What screen reader will I use?
You can use the one that suits you best. I own a Mac, which means I’ll be using Voice Over. During an online workshop it's not practical to help everyone using a SR (screen reader). Because of that, a few days before the workshop, I will send you guides for you to practice with one of the following screen readers.
The workshop will have an Early Bird price for a week. After that, there won’t be more discounts available. Regardless, I understand that the cost of this workshop can be too high for some people. If you are a student you can reach out to me.
Can I buy a ticket for my team?
You can, but keep in mind that 1 ticket is for 1 person/seat. Besides these public events, I also provide customised workshops. You can contact me to discuss private sessions options.
How many attendes will be there?
There are 15 seats available. I aim to keep the group small, so that people don't feel shy/intimidated in participating. This also allows me to have the time to give you the attention and care you deserve to clarify your questions. Optionally, during the exercises, smaller groups of 3-4 people are created for you to solve the exercises in collaboration, if you want to.
How many times have you gave this workshop?
I started giving full-day workshops in 2018, back to office times. The first one about accessibility was in 2019. In 2020 I rethought the contents entirely and adapt it to a remote version, which I already gave 3 times. One of the things I care the most is to make sure everyone has a good time and we are all "present" even during a virtual event.

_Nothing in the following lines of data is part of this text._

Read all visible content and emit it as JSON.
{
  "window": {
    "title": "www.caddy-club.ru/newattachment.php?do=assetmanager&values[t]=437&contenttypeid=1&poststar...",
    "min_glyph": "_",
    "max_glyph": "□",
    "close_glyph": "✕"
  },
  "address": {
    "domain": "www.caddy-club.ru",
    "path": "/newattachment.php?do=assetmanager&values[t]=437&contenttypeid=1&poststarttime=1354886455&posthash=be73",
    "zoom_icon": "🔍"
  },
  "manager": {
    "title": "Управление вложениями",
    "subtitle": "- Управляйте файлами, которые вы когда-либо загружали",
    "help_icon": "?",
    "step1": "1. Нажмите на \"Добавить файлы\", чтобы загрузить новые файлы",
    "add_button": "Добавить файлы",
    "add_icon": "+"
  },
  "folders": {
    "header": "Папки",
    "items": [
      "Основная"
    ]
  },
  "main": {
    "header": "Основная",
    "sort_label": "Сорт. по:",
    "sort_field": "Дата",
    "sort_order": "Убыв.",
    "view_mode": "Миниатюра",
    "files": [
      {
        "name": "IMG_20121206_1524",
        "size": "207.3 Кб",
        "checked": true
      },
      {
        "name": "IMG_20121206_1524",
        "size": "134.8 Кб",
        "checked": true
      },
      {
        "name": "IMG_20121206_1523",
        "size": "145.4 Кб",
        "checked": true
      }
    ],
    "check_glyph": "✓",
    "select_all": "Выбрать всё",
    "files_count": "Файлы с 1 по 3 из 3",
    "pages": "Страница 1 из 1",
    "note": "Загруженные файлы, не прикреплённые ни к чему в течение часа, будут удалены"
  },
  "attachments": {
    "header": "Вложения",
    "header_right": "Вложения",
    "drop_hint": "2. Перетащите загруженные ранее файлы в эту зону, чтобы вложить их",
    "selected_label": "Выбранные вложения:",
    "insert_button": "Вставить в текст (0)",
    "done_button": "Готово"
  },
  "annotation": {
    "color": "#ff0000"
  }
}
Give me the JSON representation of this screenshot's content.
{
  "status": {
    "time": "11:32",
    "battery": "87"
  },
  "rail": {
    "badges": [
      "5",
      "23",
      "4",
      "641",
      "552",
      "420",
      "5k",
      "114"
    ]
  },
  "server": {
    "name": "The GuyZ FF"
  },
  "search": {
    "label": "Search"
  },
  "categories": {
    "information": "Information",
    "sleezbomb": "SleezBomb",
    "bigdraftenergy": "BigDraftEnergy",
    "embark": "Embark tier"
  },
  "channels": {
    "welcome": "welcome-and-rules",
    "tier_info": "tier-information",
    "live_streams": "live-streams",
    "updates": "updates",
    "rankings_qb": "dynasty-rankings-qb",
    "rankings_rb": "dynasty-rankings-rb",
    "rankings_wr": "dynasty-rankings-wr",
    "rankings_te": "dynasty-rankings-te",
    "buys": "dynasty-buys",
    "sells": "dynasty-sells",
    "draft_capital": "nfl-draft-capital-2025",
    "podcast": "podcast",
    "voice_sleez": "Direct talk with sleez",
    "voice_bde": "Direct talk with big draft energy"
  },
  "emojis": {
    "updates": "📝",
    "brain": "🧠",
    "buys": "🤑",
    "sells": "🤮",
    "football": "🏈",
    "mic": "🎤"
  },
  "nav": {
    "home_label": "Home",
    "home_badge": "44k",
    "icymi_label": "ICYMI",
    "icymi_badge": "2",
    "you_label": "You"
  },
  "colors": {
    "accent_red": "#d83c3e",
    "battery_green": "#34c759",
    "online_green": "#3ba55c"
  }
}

Can I ask you questions after the workshop?
Of course! During the workshop, I'll invite you to join a Discord community with other attendees to talk about accessibility.
Is there a Code of Conduct?
We follow contributor-covenant code of conduct. A short summary: be kind and treat each other with respect and understanding. There’s zero tolerance for unkind behavior.